Not every issue that the Democrats will address if they control Congress will be so easy. The war in Iraq -- to which, if they win, they will owe their victory -- will surely prove the most nettlesome. If the Baker-Hamilton commission recommends a phased withdrawal, as some reports have speculated, the Democrats may be handed a relatively easy way out, whether or not the administration goes along with it. Should the administration persist in staying the course, Congress then could pass the kind of legislation it passed in the last years of the Vietnam War, stipulating the kinds of uses to which our military spending could -- and could not -- be put. At the same time, the ranking House Democrats in military matters -- Pennsylvania's John Murtha and Missouri's Ike Skelton -- might seek to increase the size of the Army, which the Iraq war has shown to be stretched to its limits.
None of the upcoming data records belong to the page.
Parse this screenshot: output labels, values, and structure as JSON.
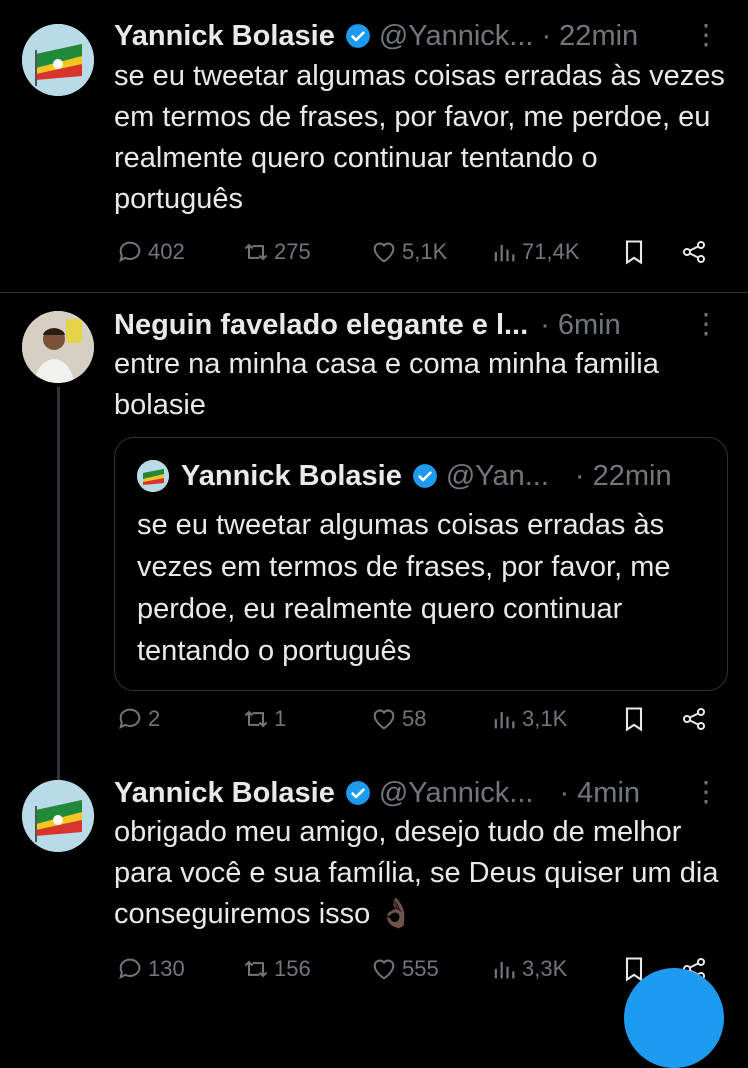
{
  "colors": {
    "accent": "#1d9bf0",
    "muted": "#71767b",
    "text": "#e7e9ea",
    "background": "#000000"
  },
  "tweets": [
    {
      "name": "Yannick Bolasie",
      "handle": "@Yannick...",
      "time": "· 22min",
      "text": "se eu tweetar algumas coisas erradas às vezes em termos de frases, por favor, me perdoe, eu realmente quero continuar tentando o português",
      "replies": "402",
      "retweets": "275",
      "likes": "5,1K",
      "views": "71,4K"
    },
    {
      "name": "Neguin favelado elegante e l...",
      "time": "· 6min",
      "text": "entre na minha casa e coma minha familia bolasie",
      "quote": {
        "name": "Yannick Bolasie",
        "handle": "@Yan...",
        "time": "· 22min",
        "text": "se eu tweetar algumas coisas erradas às vezes em termos de frases, por favor, me perdoe, eu realmente quero continuar tentando o português"
      },
      "replies": "2",
      "retweets": "1",
      "likes": "58",
      "views": "3,1K"
    },
    {
      "name": "Yannick Bolasie",
      "handle": "@Yannick...",
      "time": "· 4min",
      "text": "obrigado meu amigo, desejo tudo de melhor para você e sua família, se Deus quiser um dia conseguiremos isso 👌🏿",
      "replies": "130",
      "retweets": "156",
      "likes": "555",
      "views": "3,3K"
    }
  ]
}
Doesn't sound too bad, does it? We can even toss in another fun factoid: Democrats are better for the economy. So, good times ahead, right? (Cart...meet horse.)
Yeah, and Trent Lott ought to be run out of this state (not to mention office) for telling the world, once again, that Mississippi is filled with a bunch of backward bigots with his "I can't tell them apart" statement. Thanks, Trent, for helping us show the world how far we've come. What a caveman you are. World, Mississippi is so much more than Trent Lott. Don't believe the racist hype.
I'm quoting this quoted-quoted passage from Todd's "Dems are better for the economy" link above because it's so completely wonderful -- and completely true. (The linked URL makes it seem that this must have been from a September 2004 entry at http://newdonkey.blogspot.com, but the "Archives" link there doesn't seem to work, so I couldn't confirm this.) If you had to identify one simple reason for [the South's] grinding poverty, it was the perpetual delusion of southern political and business leaders that the region had to stay poor and dumb in order to attract the capital necessary to eventually climb out of the ditch. Like some of today's third world countries, the South, right up to the 1970s, was paralyzed by the idea that decent wages, unionization, protection of natural resources, business regulation, progressive taxes, and quality education were all impossible because they would "price" the region out of opportunities for economic development. All of the South's social and economic weaknesses were perceived as essential to maintaining a "good business climate." And that benighted belief also helped perpetuate Jim Crow, since the ability to keep roughly a third of the region's population in semi-serfdom gave the South a cost advantage no other part of the country could ever meet. Gradually, by the 1970s and 1980s, southern political leaders, and even many business leaders, woke up to the fact that deliberately maintaining a low standard of living wasn't worth the paltry payoff in low-wage textile jobs. And slowly but surely, a consensus developed that decent education and adequate public services were positive, not negative, factors in long-term economic development. The states that pursued this "high road" strategy--especially North Carolina and Georgia--tended to prosper. The states that stayed on the low road--especially Mississippi and Alabama--didn't. That's why it is so profoundly depressing to see the theory of economic development that my home region finally began to abandon over the last few decades now being embraced by the national government as the way for America to successfully compete in a global economy. I'll just add to that the fact that William Winter tried to put Mississippi onto the high road during his governorship, but it didn't take, sadly.
- Tim Kynerd